§ What you should do
Each entry below needs to be retyped exactly as given.

§ Excerpted data
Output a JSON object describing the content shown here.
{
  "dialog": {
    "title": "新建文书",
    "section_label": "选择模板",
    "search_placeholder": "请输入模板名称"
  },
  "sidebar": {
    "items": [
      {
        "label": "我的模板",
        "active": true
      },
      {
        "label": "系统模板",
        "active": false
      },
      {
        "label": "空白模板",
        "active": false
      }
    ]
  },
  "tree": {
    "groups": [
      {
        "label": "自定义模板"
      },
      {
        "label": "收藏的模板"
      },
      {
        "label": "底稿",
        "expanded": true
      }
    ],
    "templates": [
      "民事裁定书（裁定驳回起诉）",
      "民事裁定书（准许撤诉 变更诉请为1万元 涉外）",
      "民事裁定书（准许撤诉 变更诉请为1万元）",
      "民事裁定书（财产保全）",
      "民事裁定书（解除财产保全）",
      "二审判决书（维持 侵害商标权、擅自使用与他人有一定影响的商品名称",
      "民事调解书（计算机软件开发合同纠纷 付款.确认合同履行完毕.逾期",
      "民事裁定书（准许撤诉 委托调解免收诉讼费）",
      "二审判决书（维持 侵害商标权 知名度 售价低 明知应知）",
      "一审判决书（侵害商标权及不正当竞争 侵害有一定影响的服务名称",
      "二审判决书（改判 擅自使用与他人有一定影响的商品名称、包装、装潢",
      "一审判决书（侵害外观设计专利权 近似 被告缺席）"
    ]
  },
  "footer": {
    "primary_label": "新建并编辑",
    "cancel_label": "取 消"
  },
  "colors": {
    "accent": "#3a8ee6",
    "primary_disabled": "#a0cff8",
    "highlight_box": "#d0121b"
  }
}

§ Exercise solution
Output a JSON object describing the content shown here.
{
  "dialog": {
    "title": "新建文书",
    "section_label": "选择模板",
    "search_placeholder": "请输入模板名称"
  },
  "sidebar": {
    "items": [
      {
        "label": "我的模板",
        "active": true
      },
      {
        "label": "系统模板",
        "active": false
      },
      {
        "label": "空白模板",
        "active": false
      }
    ]
  },
  "tree": {
    "groups": [
      {
        "label": "自定义模板"
      },
      {
        "label": "收藏的模板"
      },
      {
        "label": "底稿",
        "expanded": true
      }
    ],
    "templates": [
      "民事裁定书（裁定驳回起诉）",
      "民事裁定书（准许撤诉 变更诉请为1万元 涉外）",
      "民事裁定书（准许撤诉 变更诉请为1万元）",
      "民事裁定书（财产保全）",
      "民事裁定书（解除财产保全）",
      "二审判决书（维持 侵害商标权、擅自使用与他人有一定影响的商品名称",
      "民事调解书（计算机软件开发合同纠纷 付款.确认合同履行完毕.逾期",
      "民事裁定书（准许撤诉 委托调解免收诉讼费）",
      "二审判决书（维持 侵害商标权 知名度 售价低 明知应知）",
      "一审判决书（侵害商标权及不正当竞争 侵害有一定影响的服务名称",
      "二审判决书（改判 擅自使用与他人有一定影响的商品名称、包装、装潢",
      "一审判决书（侵害外观设计专利权 近似 被告缺席）"
    ]
  },
  "footer": {
    "primary_label": "新建并编辑",
    "cancel_label": "取 消"
  },
  "colors": {
    "accent": "#3a8ee6",
    "primary_disabled": "#a0cff8",
    "highlight_box": "#d0121b"
  }
}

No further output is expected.